**What is required**:
Please repeat the records beneath this task exactly as they appear, but skip the images.

**Data for this task**:
-------

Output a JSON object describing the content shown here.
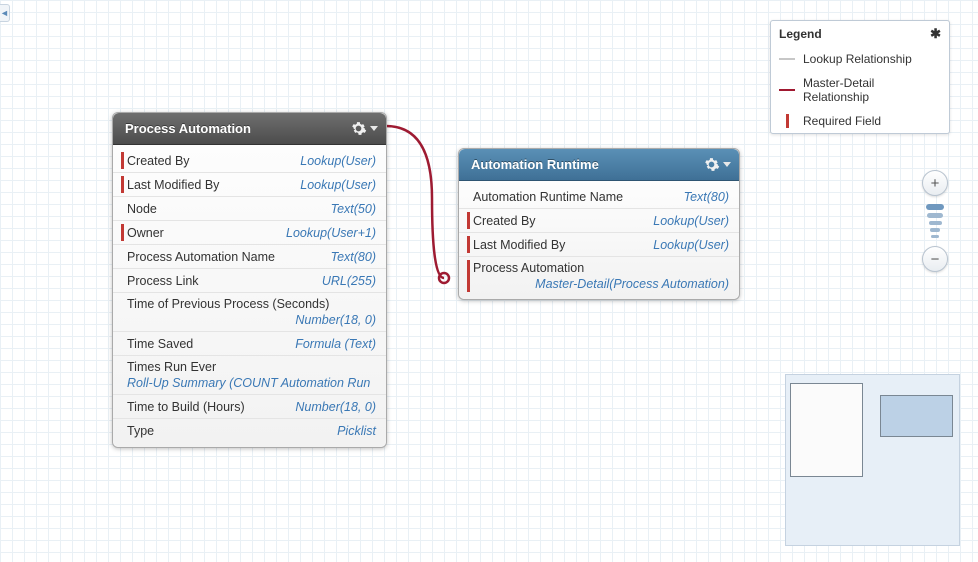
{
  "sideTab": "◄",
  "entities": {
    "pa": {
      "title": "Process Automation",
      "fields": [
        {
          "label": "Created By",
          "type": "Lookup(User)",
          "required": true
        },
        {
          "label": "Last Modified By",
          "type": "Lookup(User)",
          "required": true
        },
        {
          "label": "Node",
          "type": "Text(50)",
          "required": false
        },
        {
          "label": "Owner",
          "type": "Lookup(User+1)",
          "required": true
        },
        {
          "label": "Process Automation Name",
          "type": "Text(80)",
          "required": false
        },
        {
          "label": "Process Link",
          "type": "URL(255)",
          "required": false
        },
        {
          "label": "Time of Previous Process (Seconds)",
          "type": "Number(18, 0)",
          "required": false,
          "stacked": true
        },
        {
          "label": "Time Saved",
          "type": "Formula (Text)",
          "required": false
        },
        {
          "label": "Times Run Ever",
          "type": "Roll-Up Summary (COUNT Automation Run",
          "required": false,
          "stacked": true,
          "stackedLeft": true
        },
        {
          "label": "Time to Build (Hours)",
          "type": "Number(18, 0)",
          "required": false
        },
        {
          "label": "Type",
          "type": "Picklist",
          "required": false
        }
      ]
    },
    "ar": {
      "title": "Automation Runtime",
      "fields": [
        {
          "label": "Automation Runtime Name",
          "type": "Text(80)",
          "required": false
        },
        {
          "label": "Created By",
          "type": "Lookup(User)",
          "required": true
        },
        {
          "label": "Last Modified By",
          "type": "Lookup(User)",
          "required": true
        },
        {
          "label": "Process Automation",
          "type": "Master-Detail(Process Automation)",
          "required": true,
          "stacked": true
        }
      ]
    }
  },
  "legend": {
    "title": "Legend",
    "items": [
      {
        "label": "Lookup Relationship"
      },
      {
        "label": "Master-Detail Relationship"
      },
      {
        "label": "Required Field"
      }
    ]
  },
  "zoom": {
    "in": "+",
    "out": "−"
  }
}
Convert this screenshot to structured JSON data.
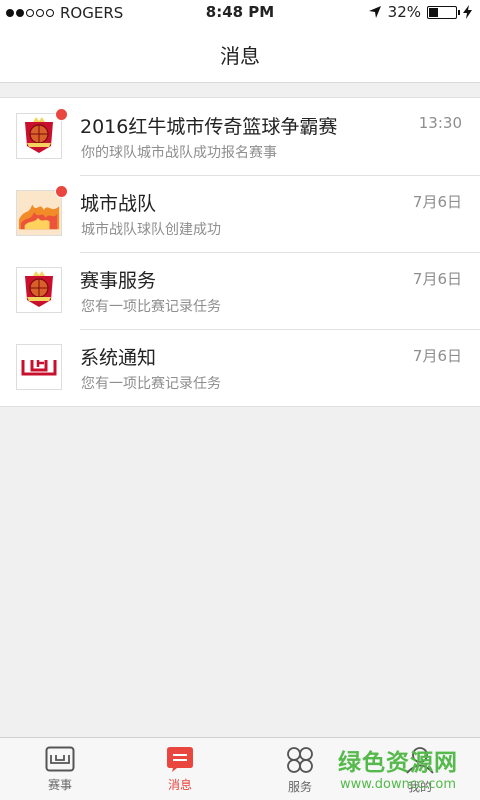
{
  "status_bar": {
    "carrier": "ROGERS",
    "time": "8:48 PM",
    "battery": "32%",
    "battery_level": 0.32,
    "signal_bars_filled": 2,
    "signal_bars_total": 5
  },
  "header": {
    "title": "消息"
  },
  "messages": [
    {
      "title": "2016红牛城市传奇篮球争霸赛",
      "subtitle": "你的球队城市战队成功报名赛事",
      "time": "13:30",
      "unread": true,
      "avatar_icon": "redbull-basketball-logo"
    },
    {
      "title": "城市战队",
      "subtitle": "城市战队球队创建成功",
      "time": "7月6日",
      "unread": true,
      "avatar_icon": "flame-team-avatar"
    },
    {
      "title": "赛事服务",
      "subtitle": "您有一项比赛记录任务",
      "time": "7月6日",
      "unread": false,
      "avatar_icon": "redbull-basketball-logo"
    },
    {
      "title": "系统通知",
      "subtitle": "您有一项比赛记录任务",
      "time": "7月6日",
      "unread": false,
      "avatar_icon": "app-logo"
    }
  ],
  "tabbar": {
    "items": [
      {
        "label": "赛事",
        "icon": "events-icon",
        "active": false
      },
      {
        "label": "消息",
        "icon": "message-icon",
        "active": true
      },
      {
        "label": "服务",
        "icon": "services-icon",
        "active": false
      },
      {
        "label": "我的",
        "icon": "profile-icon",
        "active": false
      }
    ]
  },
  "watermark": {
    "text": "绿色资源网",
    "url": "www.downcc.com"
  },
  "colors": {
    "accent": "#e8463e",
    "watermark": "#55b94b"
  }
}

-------

**Exercise solution**:
Output a JSON object describing the content shown here.
{
  "sideTab": "◄",
  "entities": {
    "pa": {
      "title": "Process Automation",
      "fields": [
        {
          "label": "Created By",
          "type": "Lookup(User)",
          "required": true
        },
        {
          "label": "Last Modified By",
          "type": "Lookup(User)",
          "required": true
        },
        {
          "label": "Node",
          "type": "Text(50)",
          "required": false
        },
        {
          "label": "Owner",
          "type": "Lookup(User+1)",
          "required": true
        },
        {
          "label": "Process Automation Name",
          "type": "Text(80)",
          "required": false
        },
        {
          "label": "Process Link",
          "type": "URL(255)",
          "required": false
        },
        {
          "label": "Time of Previous Process (Seconds)",
          "type": "Number(18, 0)",
          "required": false,
          "stacked": true
        },
        {
          "label": "Time Saved",
          "type": "Formula (Text)",
          "required": false
        },
        {
          "label": "Times Run Ever",
          "type": "Roll-Up Summary (COUNT Automation Run",
          "required": false,
          "stacked": true,
          "stackedLeft": true
        },
        {
          "label": "Time to Build (Hours)",
          "type": "Number(18, 0)",
          "required": false
        },
        {
          "label": "Type",
          "type": "Picklist",
          "required": false
        }
      ]
    },
    "ar": {
      "title": "Automation Runtime",
      "fields": [
        {
          "label": "Automation Runtime Name",
          "type": "Text(80)",
          "required": false
        },
        {
          "label": "Created By",
          "type": "Lookup(User)",
          "required": true
        },
        {
          "label": "Last Modified By",
          "type": "Lookup(User)",
          "required": true
        },
        {
          "label": "Process Automation",
          "type": "Master-Detail(Process Automation)",
          "required": true,
          "stacked": true
        }
      ]
    }
  },
  "legend": {
    "title": "Legend",
    "items": [
      {
        "label": "Lookup Relationship"
      },
      {
        "label": "Master-Detail Relationship"
      },
      {
        "label": "Required Field"
      }
    ]
  },
  "zoom": {
    "in": "+",
    "out": "−"
  }
}
Convert this screenshot to structured JSON data.
{
  "status_bar": {
    "carrier": "ROGERS",
    "time": "8:48 PM",
    "battery": "32%",
    "battery_level": 0.32,
    "signal_bars_filled": 2,
    "signal_bars_total": 5
  },
  "header": {
    "title": "消息"
  },
  "messages": [
    {
      "title": "2016红牛城市传奇篮球争霸赛",
      "subtitle": "你的球队城市战队成功报名赛事",
      "time": "13:30",
      "unread": true,
      "avatar_icon": "redbull-basketball-logo"
    },
    {
      "title": "城市战队",
      "subtitle": "城市战队球队创建成功",
      "time": "7月6日",
      "unread": true,
      "avatar_icon": "flame-team-avatar"
    },
    {
      "title": "赛事服务",
      "subtitle": "您有一项比赛记录任务",
      "time": "7月6日",
      "unread": false,
      "avatar_icon": "redbull-basketball-logo"
    },
    {
      "title": "系统通知",
      "subtitle": "您有一项比赛记录任务",
      "time": "7月6日",
      "unread": false,
      "avatar_icon": "app-logo"
    }
  ],
  "tabbar": {
    "items": [
      {
        "label": "赛事",
        "icon": "events-icon",
        "active": false
      },
      {
        "label": "消息",
        "icon": "message-icon",
        "active": true
      },
      {
        "label": "服务",
        "icon": "services-icon",
        "active": false
      },
      {
        "label": "我的",
        "icon": "profile-icon",
        "active": false
      }
    ]
  },
  "watermark": {
    "text": "绿色资源网",
    "url": "www.downcc.com"
  },
  "colors": {
    "accent": "#e8463e",
    "watermark": "#55b94b"
  }
}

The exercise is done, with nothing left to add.